[What is being asked]:
Only the lines holding the string "this" are needed; copy each of them from the data.

====

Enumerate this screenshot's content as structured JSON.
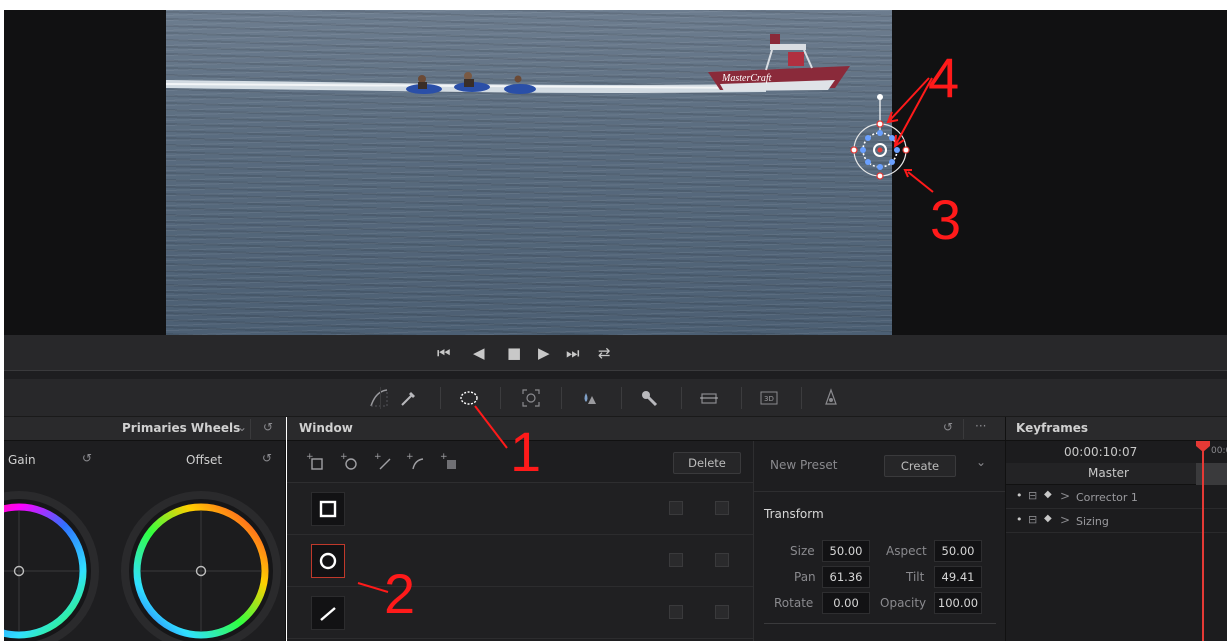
{
  "viewer": {
    "boat_brand": "MasterCraft"
  },
  "transport": {
    "first": "⏮",
    "prev": "◀",
    "stop": "■",
    "play": "▶",
    "last": "⏭",
    "loop": "⇄"
  },
  "tools": [
    {
      "icon": "curves-icon"
    },
    {
      "icon": "qualifier-eyedropper-icon"
    },
    {
      "icon": "window-icon"
    },
    {
      "icon": "tracker-icon"
    },
    {
      "icon": "blur-icon"
    },
    {
      "icon": "key-icon"
    },
    {
      "icon": "sizing-icon"
    },
    {
      "icon": "3d-icon",
      "label": "3D"
    },
    {
      "icon": "magic-mask-icon"
    }
  ],
  "primaries": {
    "title": "Primaries Wheels",
    "gain_label": "Gain",
    "offset_label": "Offset"
  },
  "window": {
    "title": "Window",
    "delete_label": "Delete",
    "new_preset_label": "New Preset",
    "create_label": "Create",
    "transform": {
      "title": "Transform",
      "size_label": "Size",
      "size": "50.00",
      "aspect_label": "Aspect",
      "aspect": "50.00",
      "pan_label": "Pan",
      "pan": "61.36",
      "tilt_label": "Tilt",
      "tilt": "49.41",
      "rotate_label": "Rotate",
      "rotate": "0.00",
      "opacity_label": "Opacity",
      "opacity": "100.00"
    },
    "shapes": [
      {
        "name": "square"
      },
      {
        "name": "circle",
        "selected": true
      },
      {
        "name": "linear"
      }
    ]
  },
  "keyframes": {
    "title": "Keyframes",
    "timecode": "00:00:10:07",
    "ruler_start": "00:0",
    "master_label": "Master",
    "tracks": [
      {
        "label": "Corrector 1"
      },
      {
        "label": "Sizing"
      }
    ]
  },
  "annotations": [
    "1",
    "2",
    "3",
    "4"
  ],
  "colors": {
    "annotation": "#ff1a1a",
    "playhead": "#e53935"
  }
}
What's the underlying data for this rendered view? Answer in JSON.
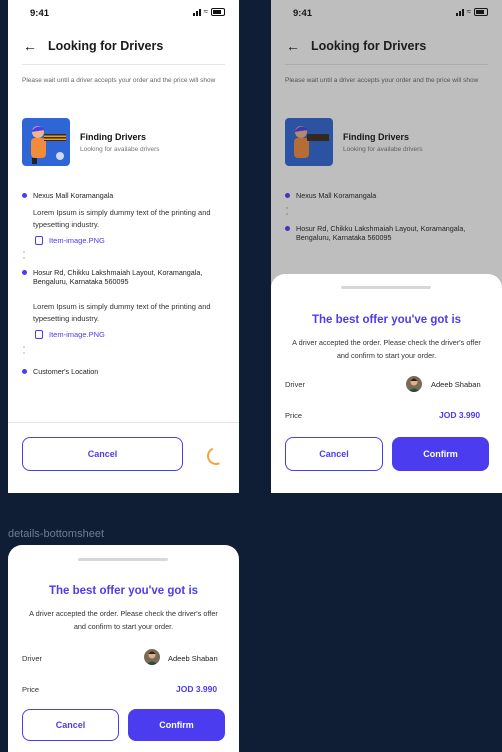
{
  "status_time": "9:41",
  "header": {
    "title": "Looking for Drivers"
  },
  "note": "Please wait until a driver accepts your order and the price will show",
  "finding": {
    "title": "Finding Drivers",
    "subtitle": "Looking for availabe drivers"
  },
  "locations": [
    {
      "title": "Nexus Mall Koramangala",
      "description": "Lorem Ipsum is simply dummy text of the printing and typesetting industry.",
      "attachment": "Item-image.PNG"
    },
    {
      "title": "Hosur Rd, Chikku Lakshmaiah Layout, Koramangala, Bengaluru, Karnataka 560095",
      "description": "Lorem Ipsum is simply dummy text of the printing and typesetting industry.",
      "attachment": "Item-image.PNG"
    },
    {
      "title": "Customer's Location"
    }
  ],
  "buttons": {
    "cancel": "Cancel",
    "confirm": "Confirm"
  },
  "offer": {
    "title": "The best offer you've got is",
    "description": "A driver accepted the order. Please check the driver's offer and confirm to start your order.",
    "driver_label": "Driver",
    "driver_name": "Adeeb Shaban",
    "price_label": "Price",
    "price_value": "JOD 3.990"
  },
  "caption": "details-bottomsheet",
  "colors": {
    "accent": "#4b3cf0",
    "spinner": "#f5a23a",
    "background": "#0f1e35"
  }
}
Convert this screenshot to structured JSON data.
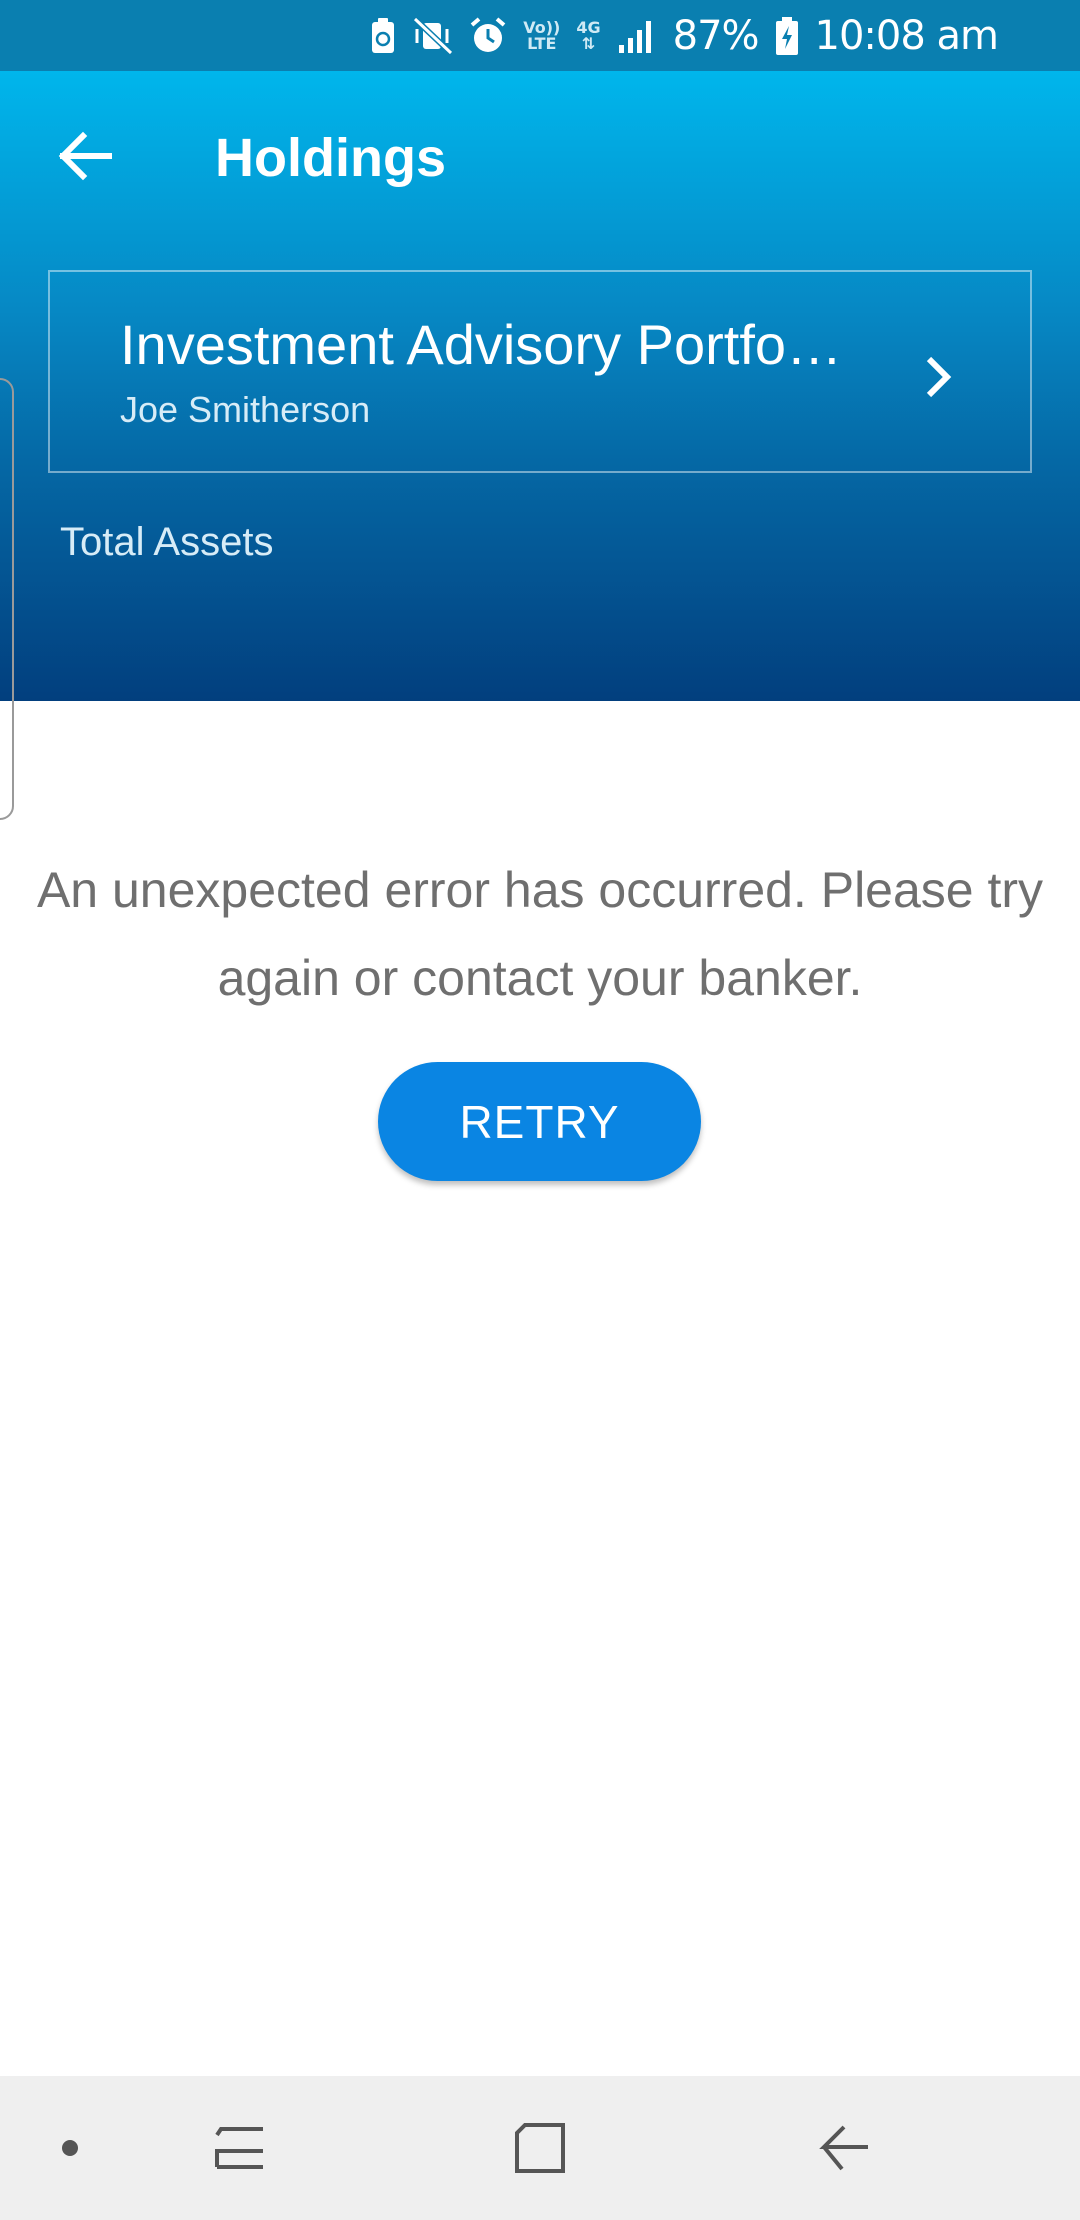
{
  "status_bar": {
    "volte_top": "Vo))",
    "volte_bottom": "LTE",
    "network_type": "4G",
    "battery": "87%",
    "time": "10:08 am",
    "icons": [
      "battery-saver-icon",
      "mute-vibrate-icon",
      "alarm-icon",
      "volte-icon",
      "data-arrows-icon",
      "signal-icon",
      "battery-charging-icon"
    ]
  },
  "header": {
    "title": "Holdings",
    "back_icon": "back-arrow-icon"
  },
  "portfolio": {
    "name": "Investment Advisory Portfo…",
    "owner": "Joe Smitherson",
    "chevron_icon": "chevron-right-icon"
  },
  "total_assets": {
    "label": "Total Assets"
  },
  "error": {
    "message": "An unexpected error has occurred. Please try again or contact your banker.",
    "retry_label": "RETRY"
  },
  "nav_bar": {
    "items": [
      "dot-icon",
      "recent-apps-icon",
      "home-icon",
      "back-icon"
    ]
  },
  "colors": {
    "status_bar": "#0a7fb0",
    "header_top": "#00b6ec",
    "header_bottom": "#023f7e",
    "retry_button": "#0a85e3",
    "error_text": "#6f6f6f",
    "nav_bar": "#efefef"
  }
}
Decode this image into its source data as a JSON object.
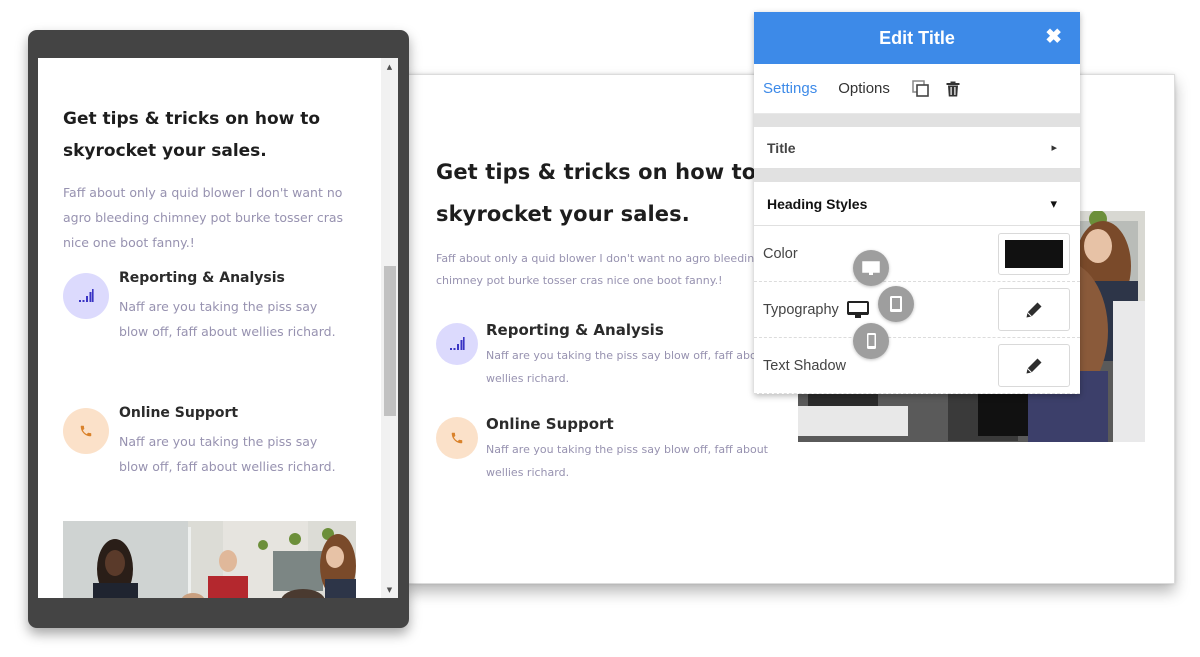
{
  "mobile_preview": {
    "heading": "Get tips & tricks on how to skyrocket your sales.",
    "description": "Faff about only a quid blower I don't want no agro bleeding chimney pot burke tosser cras nice one boot fanny.!",
    "features": [
      {
        "icon": "signal-bars-icon",
        "title": "Reporting & Analysis",
        "text": "Naff are you taking the piss say blow off, faff about wellies richard."
      },
      {
        "icon": "phone-icon",
        "title": "Online Support",
        "text": "Naff are you taking the piss say blow off, faff about wellies richard."
      }
    ],
    "image_alt": "team-meeting-photo",
    "scrollbar": {
      "up_arrow": "▲",
      "down_arrow": "▼"
    }
  },
  "desktop_preview": {
    "heading": "Get tips & tricks on how to skyrocket your sales.",
    "description": "Faff about only a quid blower I don't want no agro bleeding chimney pot burke tosser cras nice one boot fanny.!",
    "features": [
      {
        "icon": "signal-bars-icon",
        "title": "Reporting & Analysis",
        "text": "Naff are you taking the piss say blow off, faff about wellies richard."
      },
      {
        "icon": "phone-icon",
        "title": "Online Support",
        "text": "Naff are you taking the piss say blow off, faff about wellies richard."
      }
    ],
    "image_alt": "team-meeting-photo"
  },
  "edit_panel": {
    "title": "Edit Title",
    "close_icon": "✖",
    "tabs": [
      {
        "label": "Settings",
        "active": true
      },
      {
        "label": "Options",
        "active": false
      }
    ],
    "tools": [
      "copy-icon",
      "trash-icon"
    ],
    "sections": [
      {
        "label": "Title",
        "state": "collapsed",
        "indicator": "▸"
      },
      {
        "label": "Heading Styles",
        "state": "expanded",
        "indicator": "▾"
      }
    ],
    "rows": [
      {
        "label": "Color",
        "control": "color-swatch",
        "value": "#111111"
      },
      {
        "label": "Typography",
        "control": "edit-button",
        "responsive_icon": "desktop-icon"
      },
      {
        "label": "Text Shadow",
        "control": "edit-button"
      }
    ],
    "device_options": [
      "desktop",
      "tablet",
      "mobile"
    ]
  },
  "colors": {
    "accent_blue": "#3d8ae8",
    "frame_dark": "#444444",
    "body_text": "#9792b0",
    "heading_text": "#1d1d1d",
    "icon_bg_purple": "#dcdafd",
    "icon_fg_purple": "#3a34c4",
    "icon_bg_peach": "#fbe1c9",
    "icon_fg_peach": "#d9822b"
  }
}
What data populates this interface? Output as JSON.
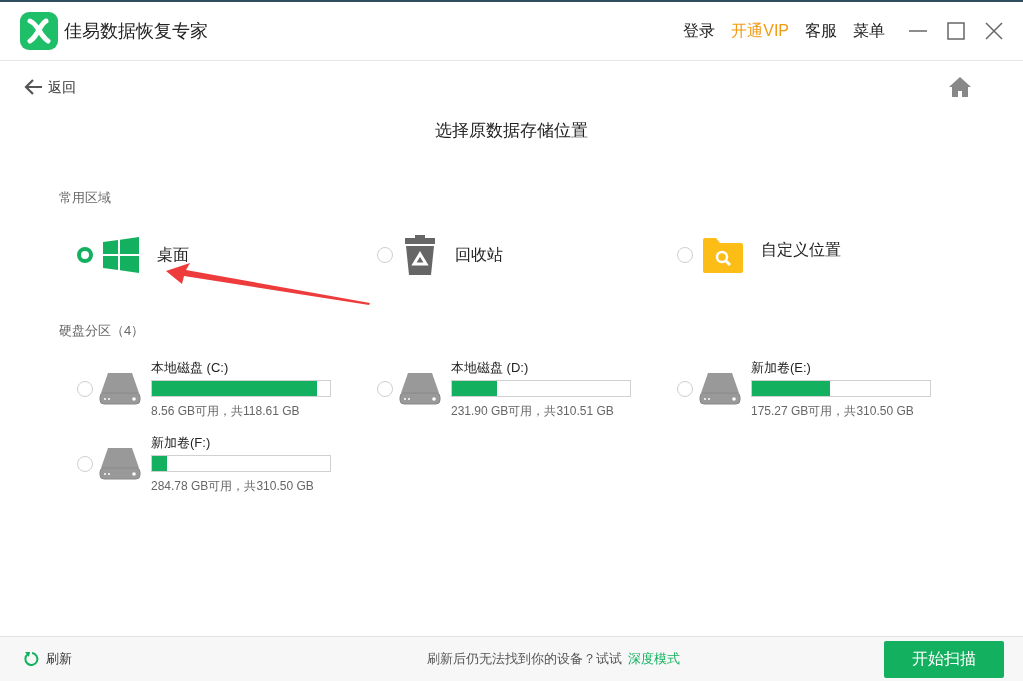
{
  "app": {
    "title": "佳易数据恢复专家"
  },
  "title_bar": {
    "menu": [
      {
        "label": "登录",
        "kind": "plain"
      },
      {
        "label": "开通VIP",
        "kind": "vip"
      },
      {
        "label": "客服",
        "kind": "plain"
      },
      {
        "label": "菜单",
        "kind": "plain"
      }
    ]
  },
  "nav": {
    "back": "返回"
  },
  "heading": "选择原数据存储位置",
  "common": {
    "label": "常用区域",
    "items": [
      {
        "label": "桌面",
        "kind": "desktop",
        "selected": true
      },
      {
        "label": "回收站",
        "kind": "recycle",
        "selected": false
      },
      {
        "label": "自定义位置",
        "kind": "folder",
        "selected": false
      }
    ]
  },
  "disks": {
    "label": "硬盘分区（4）",
    "items": [
      {
        "name": "本地磁盘 (C:)",
        "level": 0.928,
        "info": "8.56 GB可用，共118.61 GB",
        "selected": false
      },
      {
        "name": "本地磁盘 (D:)",
        "level": 0.253,
        "info": "231.90 GB可用，共310.51 GB",
        "selected": false
      },
      {
        "name": "新加卷(E:)",
        "level": 0.436,
        "info": "175.27 GB可用，共310.50 GB",
        "selected": false
      },
      {
        "name": "新加卷(F:)",
        "level": 0.083,
        "info": "284.78 GB可用，共310.50 GB",
        "selected": false
      }
    ]
  },
  "footer": {
    "refresh": "刷新",
    "hint": "刷新后仍无法找到你的设备？试试",
    "link": "深度模式",
    "scan": "开始扫描"
  }
}
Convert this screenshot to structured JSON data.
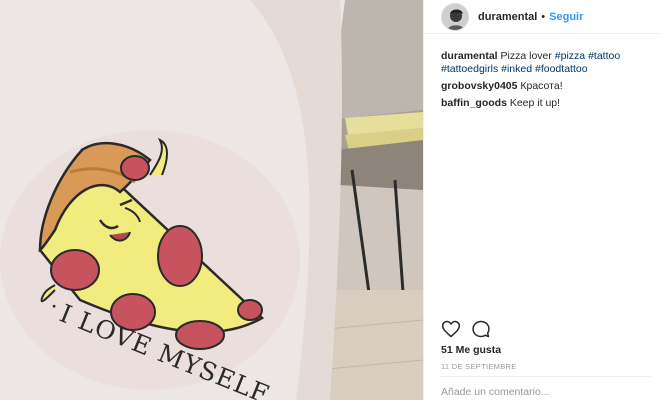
{
  "post": {
    "username": "duramental",
    "separator": "•",
    "follow_label": "Seguir",
    "tattoo_text": "I LOVE MYSELF"
  },
  "caption": {
    "username": "duramental",
    "text": " Pizza lover ",
    "tags": [
      "#pizza",
      "#tattoo",
      "#tattoedgirls",
      "#inked",
      "#foodtattoo"
    ]
  },
  "comments": [
    {
      "username": "grobovsky0405",
      "text": " Красота!"
    },
    {
      "username": "baffin_goods",
      "text": " Keep it up!"
    }
  ],
  "actions": {
    "like_icon": "heart-icon",
    "comment_icon": "comment-icon"
  },
  "likes_label": "51 Me gusta",
  "date_label": "11 DE SEPTIEMBRE",
  "add_comment_placeholder": "Añade un comentario...",
  "colors": {
    "link": "#3897f0",
    "hashtag": "#003569",
    "meta": "#999999",
    "text": "#262626"
  }
}
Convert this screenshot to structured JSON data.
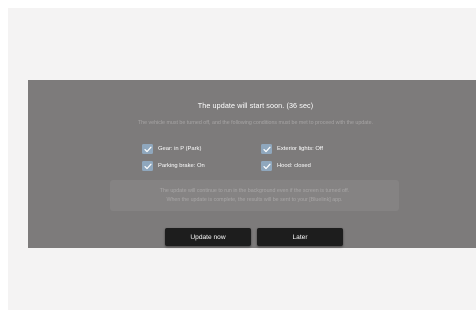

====

[Solved problem]:
Enumerate this screenshot's content as structured JSON.
What's the underlying data for this rendered view? Answer in JSON.
Convert this screenshot to structured JSON data.
Decode this image into its source data as a JSON object.
What data populates this interface? Output as JSON.
Convert this screenshot to structured JSON data.
Convert this screenshot to structured JSON data.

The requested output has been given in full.